Work required: Whenever the word "title" appears on a line of the material below, that line is counted; state the total alone.

Data extract:
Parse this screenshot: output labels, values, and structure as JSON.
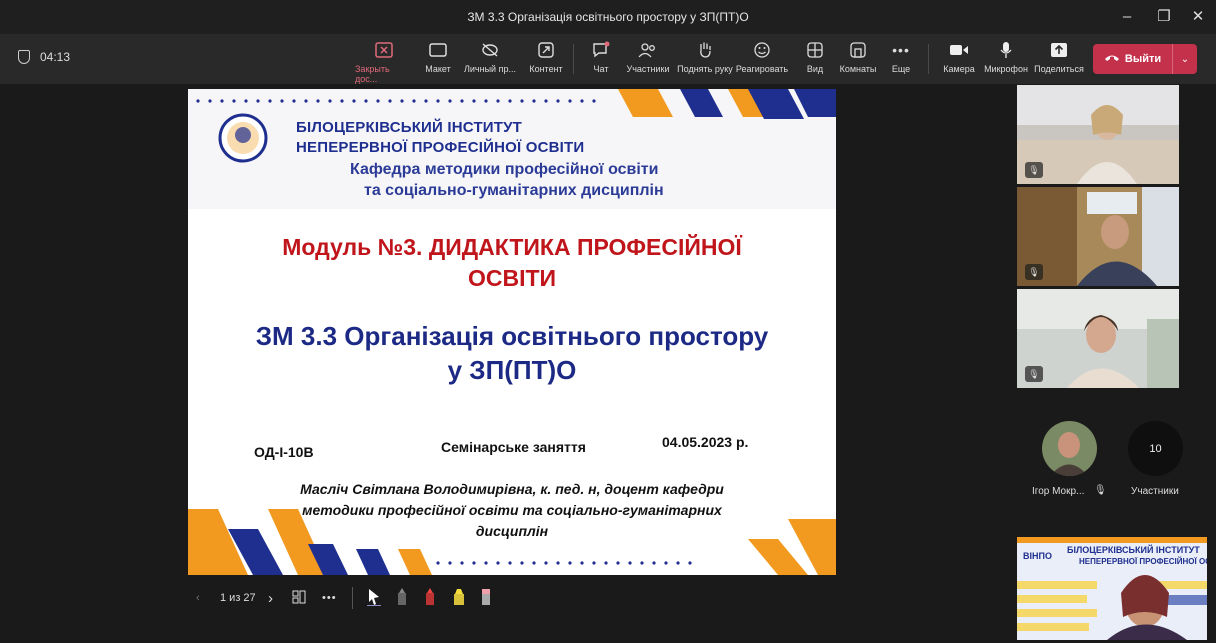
{
  "window": {
    "title": "ЗМ 3.3 Організація освітнього простору у ЗП(ПТ)О",
    "controls": [
      "–",
      "❐",
      "✕"
    ]
  },
  "toolbar": {
    "timer": "04:13",
    "buttons": [
      {
        "label": "Закрыть дос...",
        "icon": "close-share-icon"
      },
      {
        "label": "Макет",
        "icon": "layout-icon"
      },
      {
        "label": "Личный пр...",
        "icon": "private-view-icon"
      },
      {
        "label": "Контент",
        "icon": "content-icon"
      },
      {
        "label": "Чат",
        "icon": "chat-icon"
      },
      {
        "label": "Участники",
        "icon": "participants-icon"
      },
      {
        "label": "Поднять руку",
        "icon": "raise-hand-icon"
      },
      {
        "label": "Реагировать",
        "icon": "react-icon"
      },
      {
        "label": "Вид",
        "icon": "view-icon"
      },
      {
        "label": "Комнаты",
        "icon": "rooms-icon"
      },
      {
        "label": "Еще",
        "icon": "more-icon"
      },
      {
        "label": "Камера",
        "icon": "camera-icon"
      },
      {
        "label": "Микрофон",
        "icon": "microphone-icon"
      },
      {
        "label": "Поделиться",
        "icon": "share-icon"
      }
    ],
    "leave": "Выйти",
    "accent": "#c4314b"
  },
  "slide": {
    "institute_line1": "БІЛОЦЕРКІВСЬКИЙ ІНСТИТУТ",
    "institute_line2": "НЕПЕРЕРВНОЇ ПРОФЕСІЙНОЇ ОСВІТИ",
    "department_line1": "Кафедра методики професійної освіти",
    "department_line2": "та соціально-гуманітарних дисциплін",
    "module_line1": "Модуль №3. ДИДАКТИКА ПРОФЕСІЙНОЇ",
    "module_line2": "ОСВІТИ",
    "topic_line1": "ЗМ 3.3 Організація освітнього простору",
    "topic_line2": "у ЗП(ПТ)О",
    "group": "ОД-І-10В",
    "lesson_type": "Семінарське заняття",
    "date": "04.05.2023 р.",
    "author_line1": "Масліч Світлана Володимирівна, к. пед. н, доцент кафедри",
    "author_line2": "методики професійної освіти та соціально-гуманітарних",
    "author_line3": "дисциплін",
    "colors": {
      "navy": "#1f2f8f",
      "red": "#c0151b",
      "orange": "#f19a1f"
    }
  },
  "slide_controls": {
    "page": "1 из 27",
    "tools": [
      "pointer-icon",
      "pen-dark-icon",
      "pen-red-icon",
      "highlighter-yellow-icon",
      "eraser-icon"
    ]
  },
  "participants": {
    "person_name": "Ігор Мокр...",
    "count": "10",
    "count_label": "Участники"
  },
  "thumbnail": {
    "logo": "ВІНПО",
    "line1": "БІЛОЦЕРКІВСЬКИЙ ІНСТИТУТ",
    "line2": "НЕПЕРЕРВНОЇ ПРОФЕСІЙНОЇ ОСВІТИ"
  }
}
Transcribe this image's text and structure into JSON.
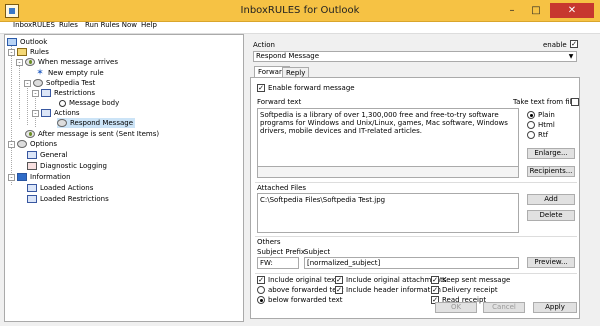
{
  "window": {
    "title": "InboxRULES for Outlook"
  },
  "menu": [
    "InboxRULES",
    "Rules",
    "Run Rules Now",
    "Help"
  ],
  "tree": {
    "root": "Outlook",
    "rules": "Rules",
    "when_arrives": "When message arrives",
    "new_empty_rule": "New empty rule",
    "softpedia_test": "Softpedia Test",
    "restrictions": "Restrictions",
    "message_body": "Message body",
    "actions": "Actions",
    "respond_message": "Respond Message",
    "after_sent": "After message is sent (Sent Items)",
    "options": "Options",
    "general": "General",
    "diagnostic_logging": "Diagnostic Logging",
    "information": "Information",
    "loaded_actions": "Loaded Actions",
    "loaded_restrictions": "Loaded Restrictions"
  },
  "action": {
    "label": "Action",
    "enable_label": "enable",
    "enable_checked": true,
    "value": "Respond Message"
  },
  "tabs": [
    "Forward",
    "Reply"
  ],
  "forward": {
    "enable_label": "Enable forward message",
    "forward_text_label": "Forward text",
    "take_text_label": "Take text from file",
    "text": "Softpedia is a library of over 1,300,000 free and free-to-try software programs for Windows and Unix/Linux, games, Mac software, Windows drivers, mobile devices and IT-related articles.",
    "formats": [
      "Plain",
      "Html",
      "Rtf"
    ],
    "enlarge": "Enlarge...",
    "recipients": "Recipients...",
    "attached_label": "Attached Files",
    "attached_file": "C:\\Softpedia Files\\Softpedia Test.jpg",
    "add": "Add",
    "delete": "Delete",
    "others_label": "Others",
    "subject_prefix_label": "Subject Prefix",
    "subject_label": "Subject",
    "subject_prefix": "FW:",
    "subject": "[normalized_subject]",
    "preview": "Preview...",
    "include_original_text": "Include original text",
    "above_forwarded": "above forwarded text",
    "below_forwarded": "below forwarded text",
    "include_attachments": "Include original attachments",
    "include_header": "Include header information",
    "keep_sent": "Keep sent message",
    "delivery_receipt": "Delivery receipt",
    "read_receipt": "Read receipt"
  },
  "buttons": {
    "ok": "OK",
    "cancel": "Cancel",
    "apply": "Apply"
  }
}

Completed task: 2